■ AIM OF THE EXERCISE: Every line of the data is to be retyped exactly.

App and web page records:
___

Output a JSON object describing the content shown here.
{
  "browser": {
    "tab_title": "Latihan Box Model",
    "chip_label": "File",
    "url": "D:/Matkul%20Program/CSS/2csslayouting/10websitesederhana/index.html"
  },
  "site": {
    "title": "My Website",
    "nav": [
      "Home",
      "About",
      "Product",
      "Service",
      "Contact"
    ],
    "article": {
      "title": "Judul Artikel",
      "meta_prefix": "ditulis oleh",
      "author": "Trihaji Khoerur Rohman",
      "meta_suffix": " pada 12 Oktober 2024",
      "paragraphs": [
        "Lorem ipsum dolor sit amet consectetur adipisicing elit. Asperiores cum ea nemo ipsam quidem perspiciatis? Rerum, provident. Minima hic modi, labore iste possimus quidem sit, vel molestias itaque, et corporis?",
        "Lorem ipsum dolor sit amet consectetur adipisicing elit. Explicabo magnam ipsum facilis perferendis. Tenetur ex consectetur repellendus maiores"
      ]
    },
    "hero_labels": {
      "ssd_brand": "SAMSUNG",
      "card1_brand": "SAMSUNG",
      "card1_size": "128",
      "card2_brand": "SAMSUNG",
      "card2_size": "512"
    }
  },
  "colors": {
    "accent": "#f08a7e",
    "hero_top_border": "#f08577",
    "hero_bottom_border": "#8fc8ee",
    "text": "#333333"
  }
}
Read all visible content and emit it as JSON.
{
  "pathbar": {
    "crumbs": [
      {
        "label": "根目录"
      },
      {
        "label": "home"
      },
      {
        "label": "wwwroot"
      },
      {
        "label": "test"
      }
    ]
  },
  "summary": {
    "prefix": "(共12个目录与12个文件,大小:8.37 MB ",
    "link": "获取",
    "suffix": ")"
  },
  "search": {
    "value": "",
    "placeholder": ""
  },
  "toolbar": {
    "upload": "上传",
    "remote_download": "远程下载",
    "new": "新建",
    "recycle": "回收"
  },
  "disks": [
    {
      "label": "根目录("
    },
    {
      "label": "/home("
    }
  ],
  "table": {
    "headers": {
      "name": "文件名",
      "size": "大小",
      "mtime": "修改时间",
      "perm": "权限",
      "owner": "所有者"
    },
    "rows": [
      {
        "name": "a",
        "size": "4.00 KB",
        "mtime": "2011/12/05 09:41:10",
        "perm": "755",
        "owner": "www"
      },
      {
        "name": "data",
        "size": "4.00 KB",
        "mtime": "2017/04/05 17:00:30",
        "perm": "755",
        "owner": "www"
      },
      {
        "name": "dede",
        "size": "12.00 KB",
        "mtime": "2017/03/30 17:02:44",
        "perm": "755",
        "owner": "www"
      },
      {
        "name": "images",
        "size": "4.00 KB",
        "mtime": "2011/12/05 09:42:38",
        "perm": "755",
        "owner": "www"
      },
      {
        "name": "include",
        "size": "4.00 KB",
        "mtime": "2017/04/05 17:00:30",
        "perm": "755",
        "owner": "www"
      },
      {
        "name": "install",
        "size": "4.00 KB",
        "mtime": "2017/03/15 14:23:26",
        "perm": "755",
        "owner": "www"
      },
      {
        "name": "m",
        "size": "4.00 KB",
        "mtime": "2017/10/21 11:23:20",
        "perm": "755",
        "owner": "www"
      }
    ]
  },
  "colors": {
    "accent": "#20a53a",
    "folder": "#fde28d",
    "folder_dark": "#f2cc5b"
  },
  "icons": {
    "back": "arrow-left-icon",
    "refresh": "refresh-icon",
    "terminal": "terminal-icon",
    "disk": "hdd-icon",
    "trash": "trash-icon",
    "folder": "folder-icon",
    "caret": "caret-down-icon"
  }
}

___

■ EXERCISE OUTPUT:
Output a JSON object describing the content shown here.
{
  "browser": {
    "tab_title": "Latihan Box Model",
    "chip_label": "File",
    "url": "D:/Matkul%20Program/CSS/2csslayouting/10websitesederhana/index.html"
  },
  "site": {
    "title": "My Website",
    "nav": [
      "Home",
      "About",
      "Product",
      "Service",
      "Contact"
    ],
    "article": {
      "title": "Judul Artikel",
      "meta_prefix": "ditulis oleh",
      "author": "Trihaji Khoerur Rohman",
      "meta_suffix": " pada 12 Oktober 2024",
      "paragraphs": [
        "Lorem ipsum dolor sit amet consectetur adipisicing elit. Asperiores cum ea nemo ipsam quidem perspiciatis? Rerum, provident. Minima hic modi, labore iste possimus quidem sit, vel molestias itaque, et corporis?",
        "Lorem ipsum dolor sit amet consectetur adipisicing elit. Explicabo magnam ipsum facilis perferendis. Tenetur ex consectetur repellendus maiores"
      ]
    },
    "hero_labels": {
      "ssd_brand": "SAMSUNG",
      "card1_brand": "SAMSUNG",
      "card1_size": "128",
      "card2_brand": "SAMSUNG",
      "card2_size": "512"
    }
  },
  "colors": {
    "accent": "#f08a7e",
    "hero_top_border": "#f08577",
    "hero_bottom_border": "#8fc8ee",
    "text": "#333333"
  }
}
Read all visible content and emit it as JSON.
{
  "pathbar": {
    "crumbs": [
      {
        "label": "根目录"
      },
      {
        "label": "home"
      },
      {
        "label": "wwwroot"
      },
      {
        "label": "test"
      }
    ]
  },
  "summary": {
    "prefix": "(共12个目录与12个文件,大小:8.37 MB ",
    "link": "获取",
    "suffix": ")"
  },
  "search": {
    "value": "",
    "placeholder": ""
  },
  "toolbar": {
    "upload": "上传",
    "remote_download": "远程下载",
    "new": "新建",
    "recycle": "回收"
  },
  "disks": [
    {
      "label": "根目录("
    },
    {
      "label": "/home("
    }
  ],
  "table": {
    "headers": {
      "name": "文件名",
      "size": "大小",
      "mtime": "修改时间",
      "perm": "权限",
      "owner": "所有者"
    },
    "rows": [
      {
        "name": "a",
        "size": "4.00 KB",
        "mtime": "2011/12/05 09:41:10",
        "perm": "755",
        "owner": "www"
      },
      {
        "name": "data",
        "size": "4.00 KB",
        "mtime": "2017/04/05 17:00:30",
        "perm": "755",
        "owner": "www"
      },
      {
        "name": "dede",
        "size": "12.00 KB",
        "mtime": "2017/03/30 17:02:44",
        "perm": "755",
        "owner": "www"
      },
      {
        "name": "images",
        "size": "4.00 KB",
        "mtime": "2011/12/05 09:42:38",
        "perm": "755",
        "owner": "www"
      },
      {
        "name": "include",
        "size": "4.00 KB",
        "mtime": "2017/04/05 17:00:30",
        "perm": "755",
        "owner": "www"
      },
      {
        "name": "install",
        "size": "4.00 KB",
        "mtime": "2017/03/15 14:23:26",
        "perm": "755",
        "owner": "www"
      },
      {
        "name": "m",
        "size": "4.00 KB",
        "mtime": "2017/10/21 11:23:20",
        "perm": "755",
        "owner": "www"
      }
    ]
  },
  "colors": {
    "accent": "#20a53a",
    "folder": "#fde28d",
    "folder_dark": "#f2cc5b"
  },
  "icons": {
    "back": "arrow-left-icon",
    "refresh": "refresh-icon",
    "terminal": "terminal-icon",
    "disk": "hdd-icon",
    "trash": "trash-icon",
    "folder": "folder-icon",
    "caret": "caret-down-icon"
  }
}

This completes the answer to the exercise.